His rotations in Hopkins’ CMDB program included a yeast lab with Kyle Cunningham, Ph.D.; an in vitro RNA lab with Sarah Woodson, Ph.D.; and a neurobiology lab with Marnie Halpern, Ph.D. “I think this is a good way to ensure people make an educated decision, and it allows you time to learn lots of different techniques,” he adds. After his rotations he decided to join Steven Farber, Ph.D.’s lab at the Carnegie Institute because it combined his dual interests in zebrafish and cardiovascular disease.

There was a lot that could have gone wrong with the work, he says. For example, the glowing protein could have blocked cholesterol instead of mirroring it. But it didn’t, and they’re testing drugs constantly to make progress in cardiovascular disease treatment. And while he is thrilled with the work that’s been coming out of the lab, he emphasizes that in no way could he have done it alone.

“This is not just my work. A huge number of people have been involved. It has ballooned to encompass many professors, graduate students, and postdocs. It’s a growing team,” he says.

Next steps

Thierer has submitted his thesis and will receive his diploma in December. He’ll still be working at Carnegie for the next several months on this project. After that, he may continue working with zebrafish as a postdoc, or get involved with an independent research position.

Regardless, he’d advise potential students considering Hopkins to find something they’re passionate about: If you truly care about your work, he says, everything else will fall into place. Also that Hopkins’ rotations serve as a wonderful way to try out new research experiences and not limit yourself.

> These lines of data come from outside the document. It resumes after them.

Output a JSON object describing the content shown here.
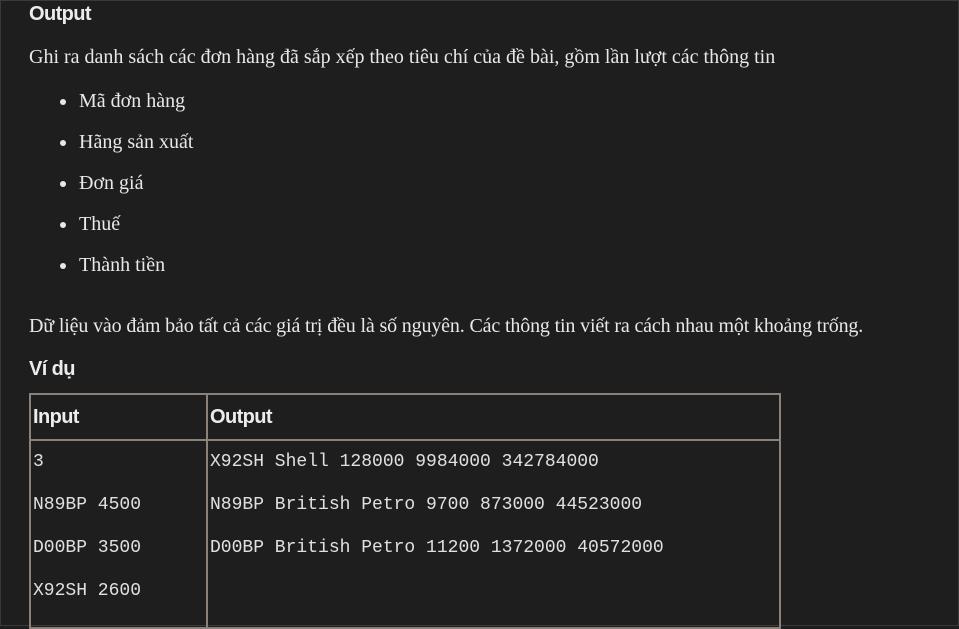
{
  "output_heading": "Output",
  "intro": "Ghi ra danh sách các đơn hàng đã sắp xếp theo tiêu chí của đề bài, gồm lần lượt các thông tin",
  "fields": [
    "Mã đơn hàng",
    "Hãng sản xuất",
    "Đơn giá",
    "Thuế",
    "Thành tiền"
  ],
  "note": "Dữ liệu vào đảm bảo tất cả các giá trị đều là số nguyên. Các thông tin viết ra cách nhau một khoảng trống.",
  "example_heading": "Ví dụ",
  "table": {
    "headers": [
      "Input",
      "Output"
    ],
    "input_lines": [
      "3",
      "N89BP 4500",
      "D00BP 3500",
      "X92SH 2600"
    ],
    "output_lines": [
      "X92SH Shell 128000 9984000 342784000",
      "N89BP British Petro 9700 873000 44523000",
      "D00BP British Petro 11200 1372000 40572000"
    ]
  }
}
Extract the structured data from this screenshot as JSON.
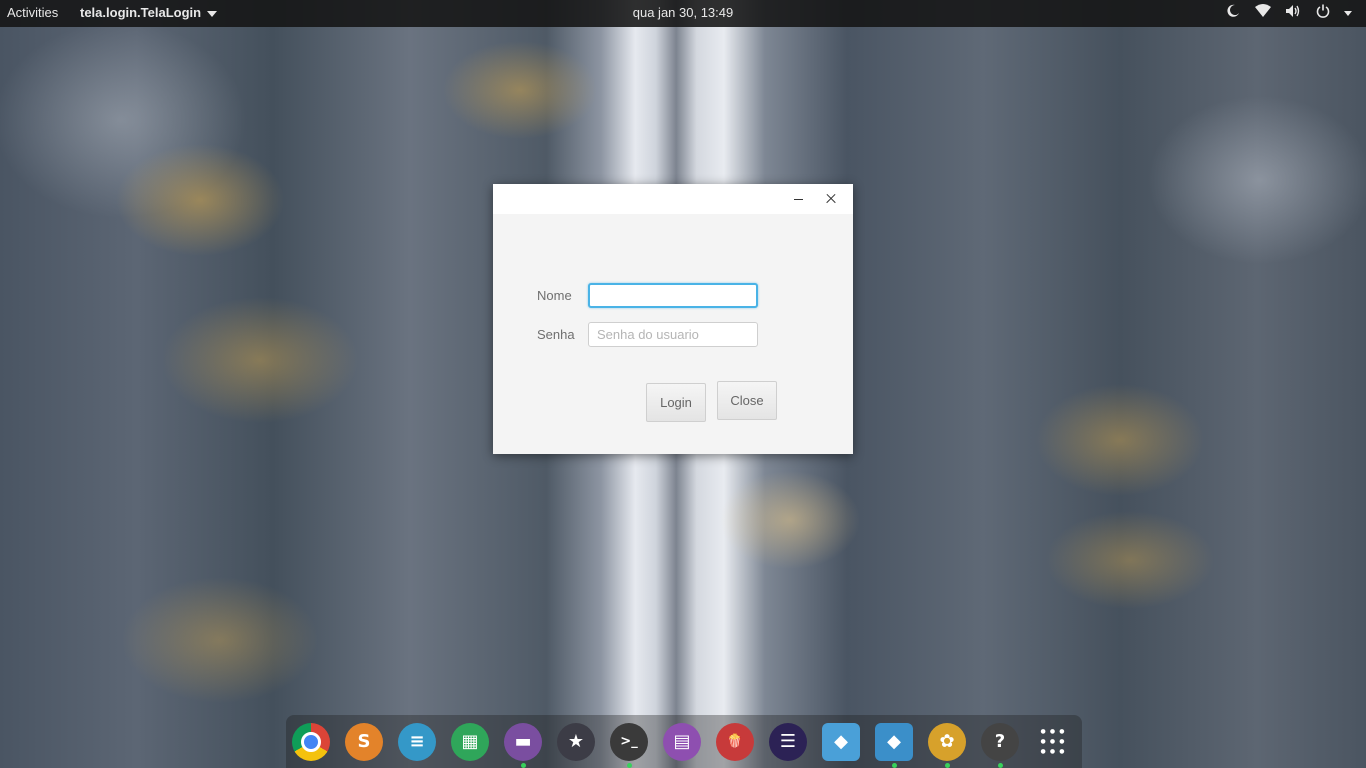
{
  "topbar": {
    "activities": "Activities",
    "app_menu": "tela.login.TelaLogin",
    "clock": "qua jan 30, 13:49",
    "tray_icons": [
      "night-light-icon",
      "wifi-icon",
      "volume-icon",
      "power-icon"
    ]
  },
  "dialog": {
    "nome_label": "Nome",
    "nome_value": "",
    "senha_label": "Senha",
    "senha_placeholder": "Senha do usuario",
    "login_label": "Login",
    "close_label": "Close"
  },
  "dock": {
    "apps": [
      {
        "icon": "chrome-icon",
        "glyph": "",
        "color": "#db4437",
        "running": false
      },
      {
        "icon": "sublime-text-icon",
        "glyph": "S",
        "color": "#e3832a",
        "running": false
      },
      {
        "icon": "text-editor-icon",
        "glyph": "≡",
        "color": "#3498c8",
        "running": false
      },
      {
        "icon": "spreadsheet-icon",
        "glyph": "▦",
        "color": "#2fa65a",
        "running": false
      },
      {
        "icon": "files-icon",
        "glyph": "▬",
        "color": "#7a4ea0",
        "running": true
      },
      {
        "icon": "bookmark-app-icon",
        "glyph": "★",
        "color": "#3c3c46",
        "running": false
      },
      {
        "icon": "terminal-icon",
        "glyph": ">_",
        "color": "#3a3a3a",
        "running": true
      },
      {
        "icon": "document-viewer-icon",
        "glyph": "▤",
        "color": "#8e4fb0",
        "running": false
      },
      {
        "icon": "popcorn-time-icon",
        "glyph": "🍿",
        "color": "#c73a3a",
        "running": false
      },
      {
        "icon": "eclipse-icon",
        "glyph": "☰",
        "color": "#2c2255",
        "running": false
      },
      {
        "icon": "virtualbox-icon",
        "glyph": "◆",
        "color": "#4aa0d8",
        "running": false
      },
      {
        "icon": "virtualbox-vm-icon",
        "glyph": "◆",
        "color": "#3b8fc9",
        "running": true
      },
      {
        "icon": "mysql-workbench-icon",
        "glyph": "✿",
        "color": "#d7a12b",
        "running": true
      },
      {
        "icon": "unknown-app-icon",
        "glyph": "?",
        "color": "#444444",
        "running": true
      },
      {
        "icon": "show-applications-icon",
        "glyph": "⋮⋮⋮",
        "color": "transparent",
        "running": false
      }
    ]
  }
}
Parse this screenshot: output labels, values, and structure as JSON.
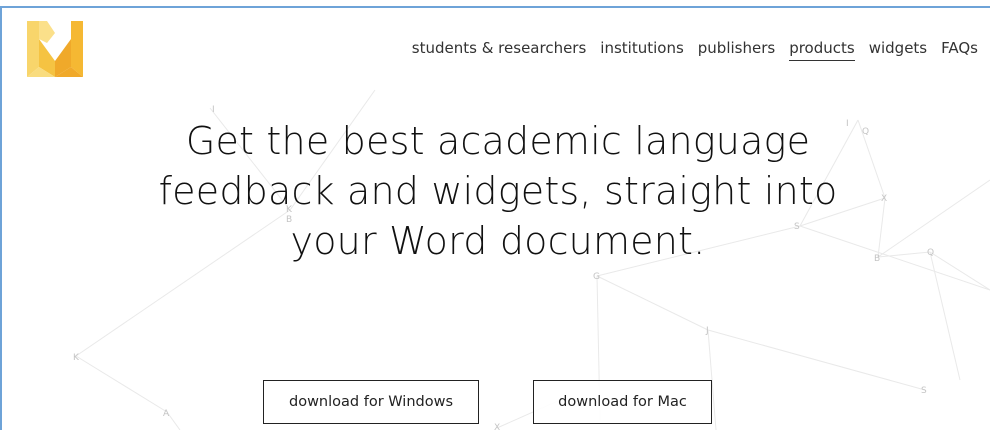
{
  "brand": {
    "logo_icon": "writefull-w-logo-icon",
    "colors": {
      "logo_light": "#f8d56b",
      "logo_mid": "#f5c342",
      "logo_dark": "#f0a92a",
      "frame": "#6ea3d8"
    }
  },
  "nav": {
    "items": [
      {
        "label": "students & researchers",
        "active": false
      },
      {
        "label": "institutions",
        "active": false
      },
      {
        "label": "publishers",
        "active": false
      },
      {
        "label": "products",
        "active": true
      },
      {
        "label": "widgets",
        "active": false
      },
      {
        "label": "FAQs",
        "active": false
      }
    ]
  },
  "hero": {
    "headline_line1": "Get the best academic language",
    "headline_line2": "feedback and widgets, straight into",
    "headline_line3": "your Word document."
  },
  "downloads": {
    "windows_label": "download for Windows",
    "mac_label": "download for Mac"
  },
  "background_letters": [
    "I",
    "Q",
    "K",
    "B",
    "X",
    "S",
    "B",
    "Q",
    "G",
    "J",
    "K",
    "A",
    "S",
    "X",
    "I"
  ]
}
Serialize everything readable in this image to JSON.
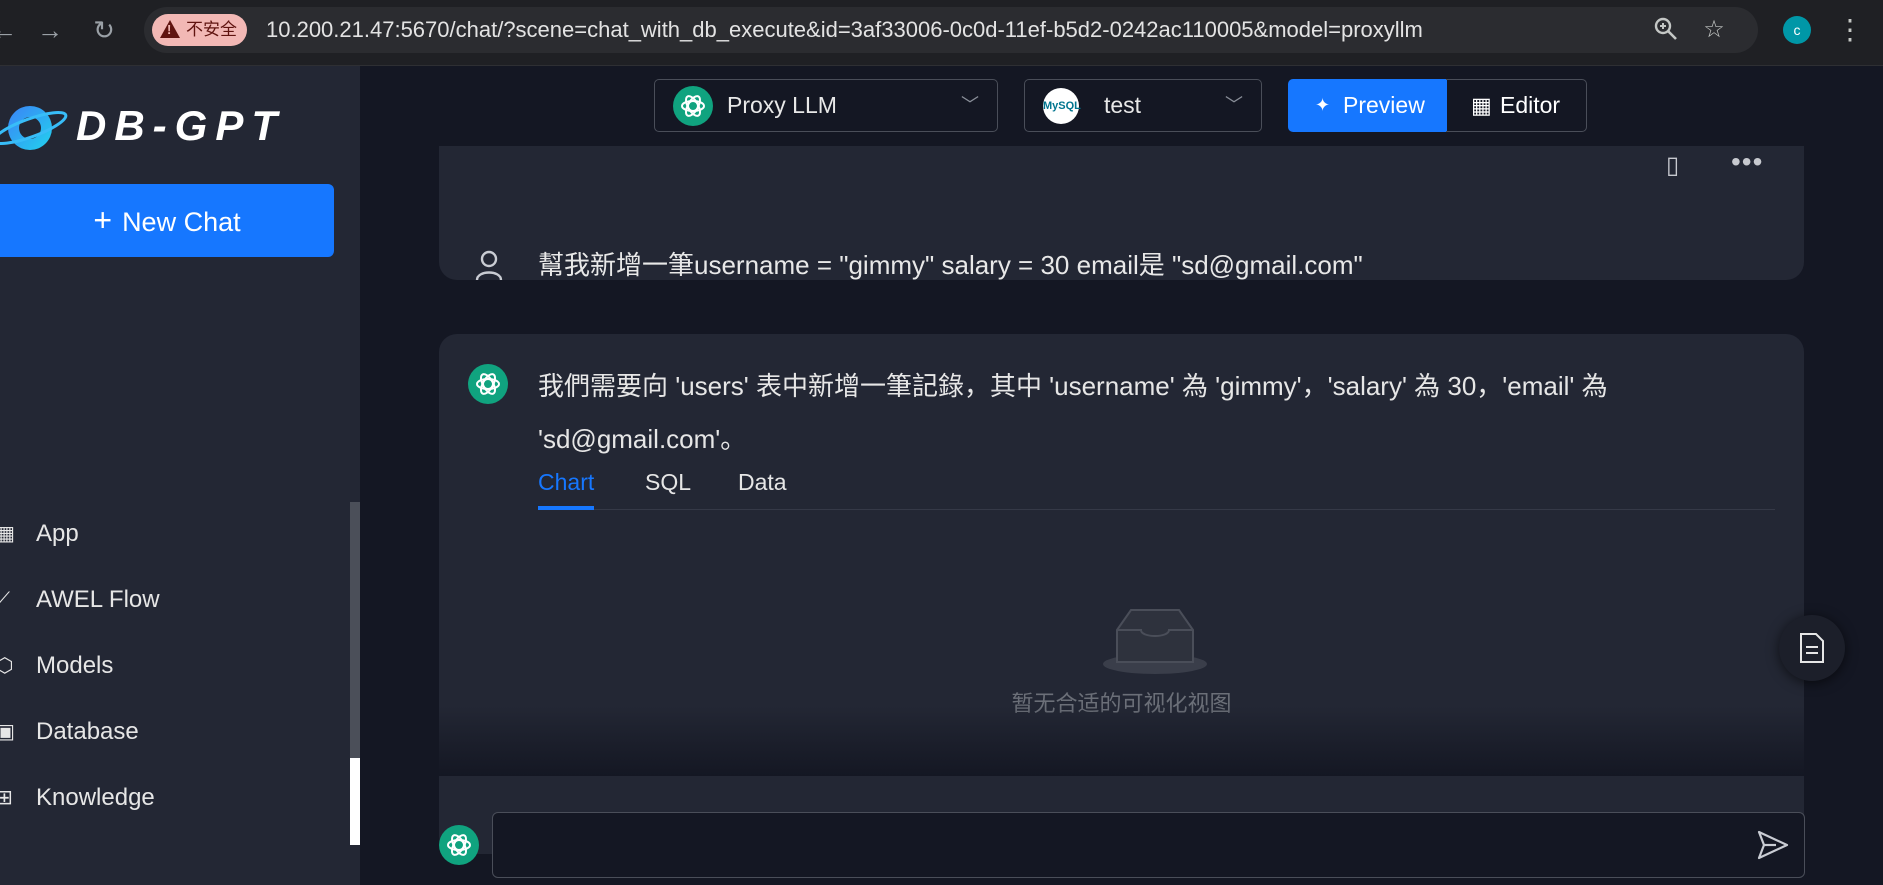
{
  "browser": {
    "security_label": "不安全",
    "url": "10.200.21.47:5670/chat/?scene=chat_with_db_execute&id=3af33006-0c0d-11ef-b5d2-0242ac110005&model=proxyllm",
    "profile_initial": "c",
    "icons": [
      "back-icon",
      "forward-icon",
      "reload-icon",
      "zoom-icon",
      "star-icon",
      "kebab-icon"
    ]
  },
  "sidebar": {
    "logo_text": "DB-GPT",
    "new_chat_label": "New Chat",
    "items": [
      {
        "label": "App",
        "icon": "app-icon"
      },
      {
        "label": "AWEL Flow",
        "icon": "flow-icon"
      },
      {
        "label": "Models",
        "icon": "models-icon"
      },
      {
        "label": "Database",
        "icon": "database-icon"
      },
      {
        "label": "Knowledge",
        "icon": "knowledge-icon"
      }
    ]
  },
  "toolbar": {
    "model_select": "Proxy LLM",
    "db_select": "test",
    "mysql_badge": "MySQL",
    "preview_label": "Preview",
    "editor_label": "Editor"
  },
  "conversation": {
    "user_message": "幫我新增一筆username = \"gimmy\" salary = 30 email是 \"sd@gmail.com\"",
    "ai_message": "我們需要向 'users' 表中新增一筆記錄，其中 'username' 為 'gimmy'，'salary' 為 30，'email' 為 'sd@gmail.com'。",
    "tabs": [
      "Chart",
      "SQL",
      "Data"
    ],
    "active_tab": "Chart",
    "empty_text": "暂无合适的可视化视图"
  },
  "input": {
    "value": "",
    "placeholder": ""
  },
  "colors": {
    "accent": "#1677ff",
    "sidebar_bg": "#232734",
    "main_bg": "#141723",
    "gpt_green": "#10a37f"
  }
}
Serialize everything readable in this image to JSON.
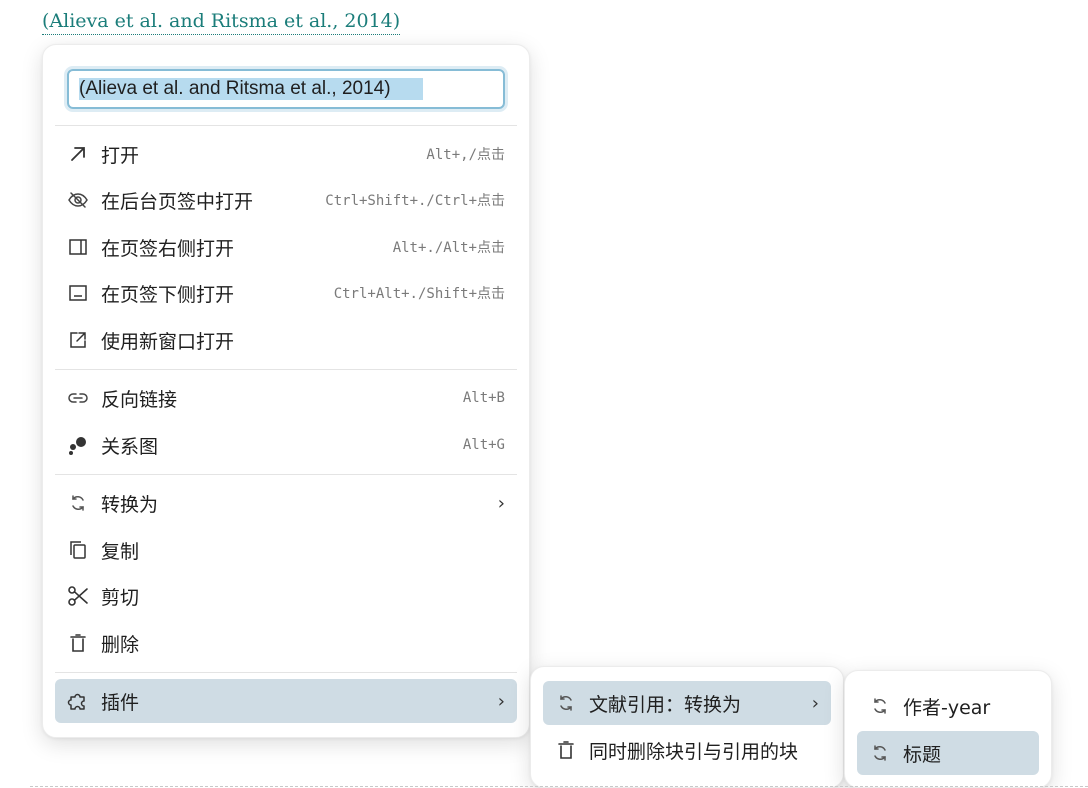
{
  "citation": {
    "text": "(Alieva et al. and Ritsma et al., 2014)"
  },
  "menu": {
    "rename_value": "(Alieva et al. and Ritsma et al., 2014)",
    "items": [
      {
        "label": "打开",
        "shortcut": "Alt+,/点击",
        "icon": "arrow-up-right-icon"
      },
      {
        "label": "在后台页签中打开",
        "shortcut": "Ctrl+Shift+./Ctrl+点击",
        "icon": "eye-off-icon"
      },
      {
        "label": "在页签右侧打开",
        "shortcut": "Alt+./Alt+点击",
        "icon": "split-right-icon"
      },
      {
        "label": "在页签下侧打开",
        "shortcut": "Ctrl+Alt+./Shift+点击",
        "icon": "split-bottom-icon"
      },
      {
        "label": "使用新窗口打开",
        "icon": "external-window-icon"
      },
      {
        "label": "反向链接",
        "shortcut": "Alt+B",
        "icon": "link-icon"
      },
      {
        "label": "关系图",
        "shortcut": "Alt+G",
        "icon": "graph-icon"
      },
      {
        "label": "转换为",
        "icon": "convert-icon"
      },
      {
        "label": "复制",
        "icon": "copy-icon"
      },
      {
        "label": "剪切",
        "icon": "scissors-icon"
      },
      {
        "label": "删除",
        "icon": "trash-icon"
      },
      {
        "label": "插件",
        "icon": "plugin-icon"
      }
    ]
  },
  "submenu": {
    "items": [
      {
        "label": "文献引用：转换为",
        "icon": "convert-icon"
      },
      {
        "label": "同时删除块引与引用的块",
        "icon": "trash-icon"
      }
    ]
  },
  "subsubmenu": {
    "items": [
      {
        "label": "作者-year",
        "icon": "convert-icon"
      },
      {
        "label": "标题",
        "icon": "convert-icon"
      }
    ]
  },
  "colors": {
    "accent": "#1b7d7a",
    "active_bg": "#cfdce4",
    "focus_border": "#86bcd6"
  }
}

And finally, don’t fear “imposter syndrome,” because it’s a lot more common than you think.

“I think if you care about something and work hard, nothing is going to keep you from succeeding,” Thierer says.